Your response should be a copy of each line in the listing below that includes the word "کارهای".

──────────────────────────────

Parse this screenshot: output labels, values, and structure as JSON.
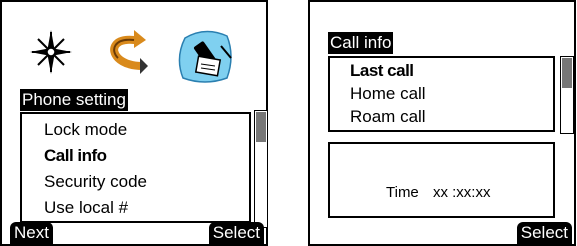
{
  "left_screen": {
    "icons": [
      "compass-icon",
      "call-arrows-icon",
      "phone-settings-icon"
    ],
    "title": "Phone setting",
    "menu_items": [
      "Lock mode",
      "Call info",
      "Security code",
      "Use local #"
    ],
    "selected_index": 1,
    "softkeys": {
      "left": "Next",
      "right": "Select"
    }
  },
  "right_screen": {
    "title": "Call info",
    "menu_items": [
      "Last call",
      "Home call",
      "Roam call"
    ],
    "selected_index": 0,
    "time_label": "Time",
    "time_value": "xx :xx:xx",
    "softkeys": {
      "right": "Select"
    }
  },
  "colors": {
    "highlight": "#000000",
    "scroll_thumb": "#777777",
    "icon_blue": "#7fd0f0"
  }
}
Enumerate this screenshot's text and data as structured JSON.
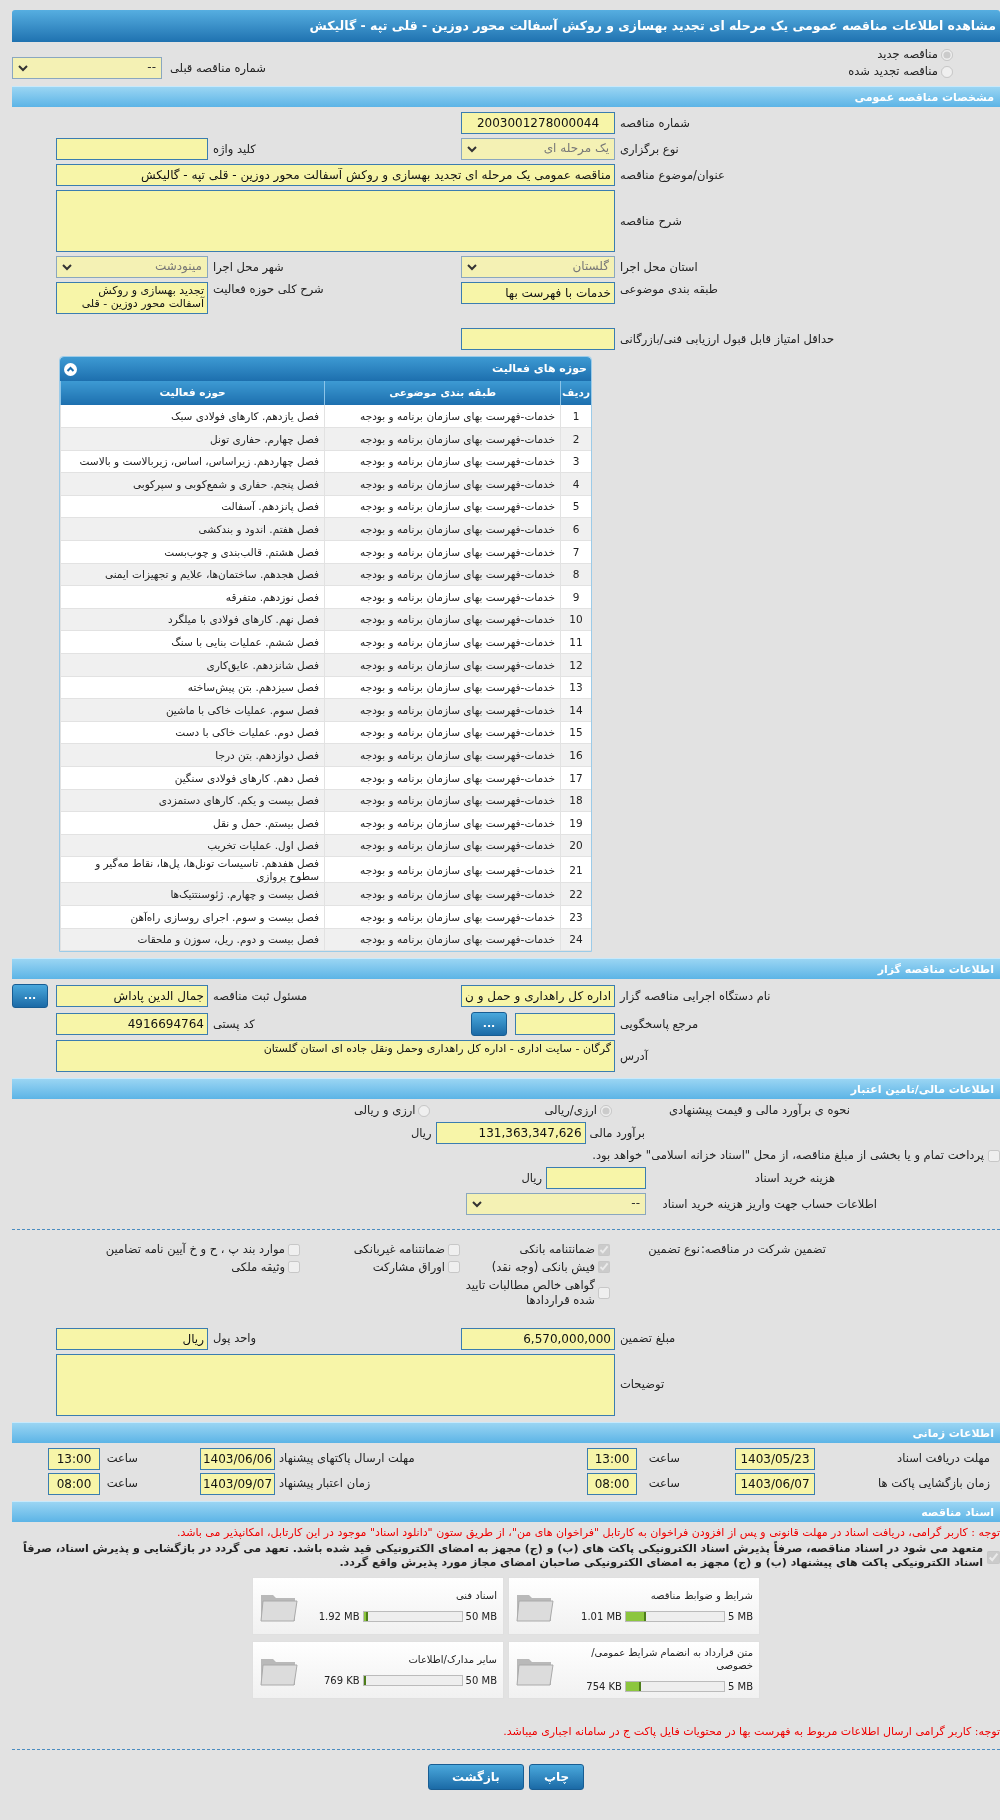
{
  "window": {
    "title": "مشاهده اطلاعات مناقصه عمومی یک مرحله ای تجدید بهسازی و روکش آسفالت محور دوزین - قلی تپه - گالیکش"
  },
  "tender_kind": [
    {
      "label": "مناقصه جدید",
      "selected": true
    },
    {
      "label": "مناقصه تجدید شده",
      "selected": false
    }
  ],
  "previous_tender": {
    "label": "شماره مناقصه قبلی",
    "value": "--"
  },
  "general": {
    "title": "مشخصات مناقصه عمومی",
    "tender_number": {
      "label": "شماره مناقصه",
      "value": "2003001278000044"
    },
    "holding_type": {
      "label": "نوع برگزاری",
      "value": "یک مرحله ای"
    },
    "keyword": {
      "label": "کلید واژه"
    },
    "subject": {
      "label": "عنوان/موضوع مناقصه",
      "value": "مناقصه عمومی یک مرحله ای تجدید بهسازی و روکش آسفالت محور دوزین - قلی تپه - گالیکش"
    },
    "description": {
      "label": "شرح مناقصه"
    },
    "province": {
      "label": "استان محل اجرا",
      "value": "گلستان"
    },
    "city": {
      "label": "شهر محل اجرا",
      "value": "مینودشت"
    },
    "category": {
      "label": "طبقه بندی موضوعی",
      "value": "خدمات با فهرست بها"
    },
    "activity_summary": {
      "label": "شرح کلی حوزه فعالیت",
      "value": "تجدید بهسازی و روکش آسفالت محور دوزین - قلی"
    },
    "min_score": {
      "label": "حداقل امتیاز قابل قبول ارزیابی فنی/بازرگانی"
    }
  },
  "activities": {
    "title": "حوزه های فعالیت",
    "columns": [
      "ردیف",
      "طبقه بندی موضوعی",
      "حوزه فعالیت"
    ],
    "rows": [
      {
        "number": "1",
        "category": "خدمات-فهرست بهای سازمان برنامه و بودجه",
        "activity": "فصل یازدهم. کارهای فولادی سبک"
      },
      {
        "number": "2",
        "category": "خدمات-فهرست بهای سازمان برنامه و بودجه",
        "activity": "فصل چهارم. حفاری تونل"
      },
      {
        "number": "3",
        "category": "خدمات-فهرست بهای سازمان برنامه و بودجه",
        "activity": "فصل چهاردهم. زیراساس، اساس، زیربالاست و بالاست"
      },
      {
        "number": "4",
        "category": "خدمات-فهرست بهای سازمان برنامه و بودجه",
        "activity": "فصل پنجم. حفاری و شمع‌کوبی و سپرکوبی"
      },
      {
        "number": "5",
        "category": "خدمات-فهرست بهای سازمان برنامه و بودجه",
        "activity": "فصل پانزدهم. آسفالت"
      },
      {
        "number": "6",
        "category": "خدمات-فهرست بهای سازمان برنامه و بودجه",
        "activity": "فصل هفتم. اندود و بندکشی"
      },
      {
        "number": "7",
        "category": "خدمات-فهرست بهای سازمان برنامه و بودجه",
        "activity": "فصل هشتم. قالب‌بندی و چوب‌بست"
      },
      {
        "number": "8",
        "category": "خدمات-فهرست بهای سازمان برنامه و بودجه",
        "activity": "فصل هجدهم. ساختمان‌ها، علایم و تجهیزات ایمنی"
      },
      {
        "number": "9",
        "category": "خدمات-فهرست بهای سازمان برنامه و بودجه",
        "activity": "فصل نوزدهم. متفرقه"
      },
      {
        "number": "10",
        "category": "خدمات-فهرست بهای سازمان برنامه و بودجه",
        "activity": "فصل نهم. کارهای فولادی با میلگرد"
      },
      {
        "number": "11",
        "category": "خدمات-فهرست بهای سازمان برنامه و بودجه",
        "activity": "فصل ششم. عملیات بنایی با سنگ"
      },
      {
        "number": "12",
        "category": "خدمات-فهرست بهای سازمان برنامه و بودجه",
        "activity": "فصل شانزدهم. عایق‌کاری"
      },
      {
        "number": "13",
        "category": "خدمات-فهرست بهای سازمان برنامه و بودجه",
        "activity": "فصل سیزدهم. بتن پیش‌ساخته"
      },
      {
        "number": "14",
        "category": "خدمات-فهرست بهای سازمان برنامه و بودجه",
        "activity": "فصل سوم. عملیات خاکی با ماشین"
      },
      {
        "number": "15",
        "category": "خدمات-فهرست بهای سازمان برنامه و بودجه",
        "activity": "فصل دوم. عملیات خاکی با دست"
      },
      {
        "number": "16",
        "category": "خدمات-فهرست بهای سازمان برنامه و بودجه",
        "activity": "فصل دوازدهم. بتن درجا"
      },
      {
        "number": "17",
        "category": "خدمات-فهرست بهای سازمان برنامه و بودجه",
        "activity": "فصل دهم. کارهای فولادی سنگین"
      },
      {
        "number": "18",
        "category": "خدمات-فهرست بهای سازمان برنامه و بودجه",
        "activity": "فصل بیست و یکم. کارهای دستمزدی"
      },
      {
        "number": "19",
        "category": "خدمات-فهرست بهای سازمان برنامه و بودجه",
        "activity": "فصل بیستم. حمل و نقل"
      },
      {
        "number": "20",
        "category": "خدمات-فهرست بهای سازمان برنامه و بودجه",
        "activity": "فصل اول. عملیات تخریب"
      },
      {
        "number": "21",
        "category": "خدمات-فهرست بهای سازمان برنامه و بودجه",
        "activity": "فصل هفدهم. تاسیسات تونل‌ها، پل‌ها، نقاط مه‌گیر و سطوح پروازی"
      },
      {
        "number": "22",
        "category": "خدمات-فهرست بهای سازمان برنامه و بودجه",
        "activity": "فصل بیست و چهارم. ژئوسنتتیک‌ها"
      },
      {
        "number": "23",
        "category": "خدمات-فهرست بهای سازمان برنامه و بودجه",
        "activity": "فصل بیست و سوم. اجرای روسازی راه‌آهن"
      },
      {
        "number": "24",
        "category": "خدمات-فهرست بهای سازمان برنامه و بودجه",
        "activity": "فصل بیست و دوم. ریل، سوزن و ملحقات"
      }
    ]
  },
  "organizer": {
    "title": "اطلاعات مناقصه گزار",
    "organization": {
      "label": "نام دستگاه اجرایی مناقصه گزار",
      "value": "اداره کل راهداری و حمل و ن"
    },
    "registrar": {
      "label": "مسئول ثبت مناقصه",
      "value": "جمال الدین پاداش",
      "button": "..."
    },
    "reference": {
      "label": "مرجع پاسخگویی",
      "button": "..."
    },
    "postal_code": {
      "label": "کد پستی",
      "value": "4916694764"
    },
    "address": {
      "label": "آدرس",
      "value": "گرگان - سایت اداری - اداره کل راهداری وحمل ونقل جاده ای استان گلستان"
    }
  },
  "finance": {
    "title": "اطلاعات مالی/تامین اعتبار",
    "estimate_method": {
      "label": "نحوه ی برآورد مالی و قیمت پیشنهادی",
      "options": [
        {
          "label": "ارزی/ریالی",
          "selected": true
        },
        {
          "label": "ارزی و ریالی",
          "selected": false
        }
      ]
    },
    "estimate": {
      "label": "برآورد مالی",
      "value": "131,363,347,626",
      "unit": "ریال"
    },
    "treasury": {
      "label": "پرداخت تمام و یا بخشی از مبلغ مناقصه، از محل \"اسناد خزانه اسلامی\" خواهد بود.",
      "checked": false
    },
    "document_fee": {
      "label": "هزینه خرید اسناد",
      "unit": "ریال"
    },
    "account": {
      "label": "اطلاعات حساب جهت واریز هزینه خرید اسناد",
      "value": "--"
    },
    "guarantee": {
      "label": "تضمین شرکت در مناقصه:",
      "type_label": "نوع تضمین",
      "options": [
        {
          "label": "ضمانتنامه بانکی",
          "checked": true
        },
        {
          "label": "ضمانتنامه غیربانکی",
          "checked": false
        },
        {
          "label": "موارد بند پ ، ح و خ آیین نامه تضامین",
          "checked": false
        },
        {
          "label": "فیش بانکی (وجه نقد)",
          "checked": true
        },
        {
          "label": "اوراق مشارکت",
          "checked": false
        },
        {
          "label": "وثیقه ملکی",
          "checked": false
        },
        {
          "label": "گواهی خالص مطالبات تایید شده قراردادها",
          "checked": false
        }
      ]
    },
    "guarantee_amount": {
      "label": "مبلغ تضمین",
      "value": "6,570,000,000"
    },
    "currency": {
      "label": "واحد پول",
      "value": "ریال"
    },
    "notes": {
      "label": "توضیحات"
    }
  },
  "timing": {
    "title": "اطلاعات زمانی",
    "items": [
      {
        "label": "مهلت دریافت اسناد",
        "date": "1403/05/23",
        "time_label": "ساعت",
        "time": "13:00"
      },
      {
        "label": "مهلت ارسال پاکتهای پیشنهاد",
        "date": "1403/06/06",
        "time_label": "ساعت",
        "time": "13:00"
      },
      {
        "label": "زمان بازگشایی پاکت ها",
        "date": "1403/06/07",
        "time_label": "ساعت",
        "time": "08:00"
      },
      {
        "label": "زمان اعتبار پیشنهاد",
        "date": "1403/09/07",
        "time_label": "ساعت",
        "time": "08:00"
      }
    ]
  },
  "documents": {
    "title": "اسناد مناقصه",
    "notice": "توجه : کاربر گرامی، دریافت اسناد در مهلت قانونی و پس از افزودن فراخوان به کارتابل \"فراخوان های من\"، از طریق ستون \"دانلود اسناد\" موجود در این کارتابل، امکانپذیر می باشد.",
    "commitment": {
      "label": "متعهد می شود در اسناد مناقصه، صرفاً پذیرش اسناد الکترونیکی پاکت های (ب) و (ج) مجهز به امضای الکترونیکی قید شده باشد. تعهد می گردد در بازگشایی و پذیرش اسناد، صرفاً اسناد الکترونیکی پاکت های پیشنهاد (ب) و (ج) مجهز به امضای الکترونیکی صاحبان امضای مجاز مورد پذیرش واقع گردد.",
      "checked": true
    },
    "files": [
      {
        "name": "شرایط و ضوابط مناقصه",
        "size": "1.01 MB",
        "max": "5 MB",
        "level": 0.2
      },
      {
        "name": "اسناد فنی",
        "size": "1.92 MB",
        "max": "50 MB",
        "level": 0.04
      },
      {
        "name": "متن قرارداد به انضمام شرایط عمومی/خصوصی",
        "size": "754 KB",
        "max": "5 MB",
        "level": 0.15
      },
      {
        "name": "سایر مدارک/اطلاعات",
        "size": "769 KB",
        "max": "50 MB",
        "level": 0.015
      }
    ],
    "footer_notice": "توجه: کاربر گرامی ارسال اطلاعات مربوط به فهرست بها در محتویات فایل پاکت ج در سامانه اجباری میباشد."
  },
  "buttons": [
    {
      "kind": "print",
      "label": "چاپ"
    },
    {
      "kind": "back",
      "label": "بازگشت"
    }
  ]
}
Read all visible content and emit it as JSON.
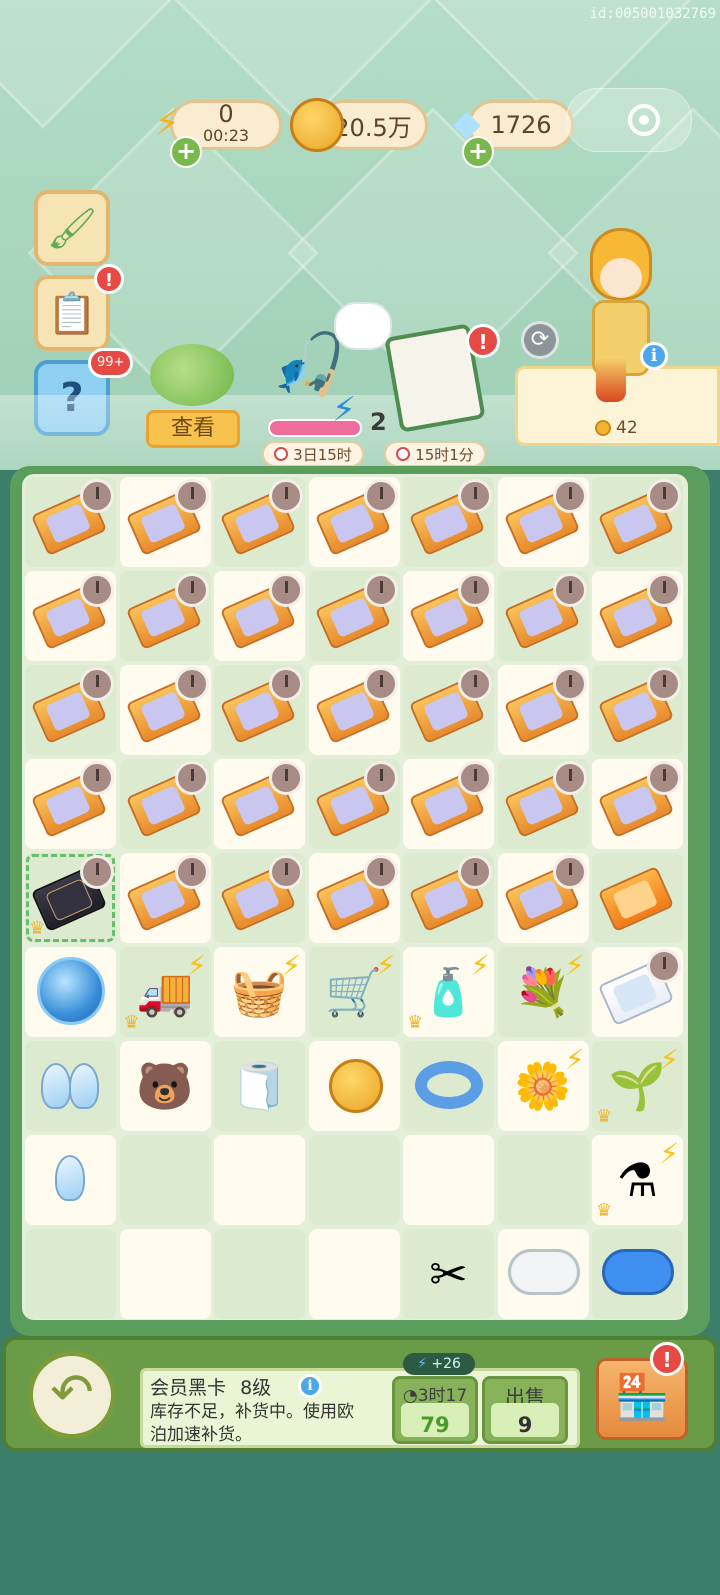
{
  "watermark": "id:005001032769",
  "resources": {
    "energy": {
      "value": "0",
      "timer": "00:23",
      "icon": "lightning-icon"
    },
    "coins": {
      "value": "20.5万",
      "icon": "coin-icon"
    },
    "gems": {
      "value": "1726",
      "icon": "diamond-icon"
    }
  },
  "side_buttons": {
    "decorate": {
      "icon": "paint-roller-icon"
    },
    "tasks": {
      "icon": "clipboard-icon",
      "badge": "!"
    },
    "mystery": {
      "icon": "question-box-icon",
      "badge": "99+"
    }
  },
  "events": {
    "dumpling": {
      "button_label": "查看",
      "icon": "green-dumpling-icon"
    },
    "fishing": {
      "energy_count": "2",
      "timer": "3日15时",
      "icon": "fishing-rod-icon"
    },
    "checklist": {
      "timer": "15时1分",
      "badge": "!",
      "icon": "checklist-icon"
    },
    "character": {
      "price": "42",
      "item_icon": "drink-icon"
    }
  },
  "board": {
    "columns": 7,
    "rows": 9,
    "row_contents": [
      [
        "ticket",
        "ticket",
        "ticket",
        "ticket",
        "ticket",
        "ticket",
        "ticket"
      ],
      [
        "ticket",
        "ticket",
        "ticket",
        "ticket",
        "ticket",
        "ticket",
        "ticket"
      ],
      [
        "ticket",
        "ticket",
        "ticket",
        "ticket",
        "ticket",
        "ticket",
        "ticket"
      ],
      [
        "ticket",
        "ticket",
        "ticket",
        "ticket",
        "ticket",
        "ticket",
        "ticket"
      ],
      [
        "black-card",
        "ticket",
        "ticket",
        "ticket",
        "ticket",
        "ticket",
        "orange-ticket"
      ],
      [
        "blue-orb",
        "ice-cream-truck",
        "beach-basket",
        "shopping-cart",
        "cleaning-supplies",
        "flower-basket",
        "white-ticket"
      ],
      [
        "crystals",
        "plush-headband",
        "folded-towel",
        "coin",
        "swim-ring",
        "flower-pot",
        "seed-bag"
      ],
      [
        "crystal",
        "empty",
        "empty",
        "empty",
        "empty",
        "empty",
        "potion-set"
      ],
      [
        "empty",
        "empty",
        "empty",
        "empty",
        "scissors",
        "white-soap",
        "blue-soap"
      ]
    ]
  },
  "selected_item": {
    "name": "会员黑卡",
    "level": "8级",
    "description": "库存不足，补货中。使用欧泊加速补货。",
    "energy_boost": "+26",
    "speedup_timer": "3时17分",
    "speedup_cost": "79",
    "sell_label": "出售",
    "sell_price": "9"
  },
  "colors": {
    "board_green": "#5a9d5c",
    "panel_green": "#6a9c47",
    "accent_orange": "#e88a2c",
    "alert_red": "#e54a45"
  }
}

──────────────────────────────

WRITTEN RESPONSE —
        "activity": "فصل یازدهم. کارهای فولادی سبک"
        "activity": "فصل نهم. کارهای فولادی با میلگرد"
        "activity": "فصل دهم. کارهای فولادی سنگین"
        "activity": "فصل بیست و یکم. کارهای دستمزدی"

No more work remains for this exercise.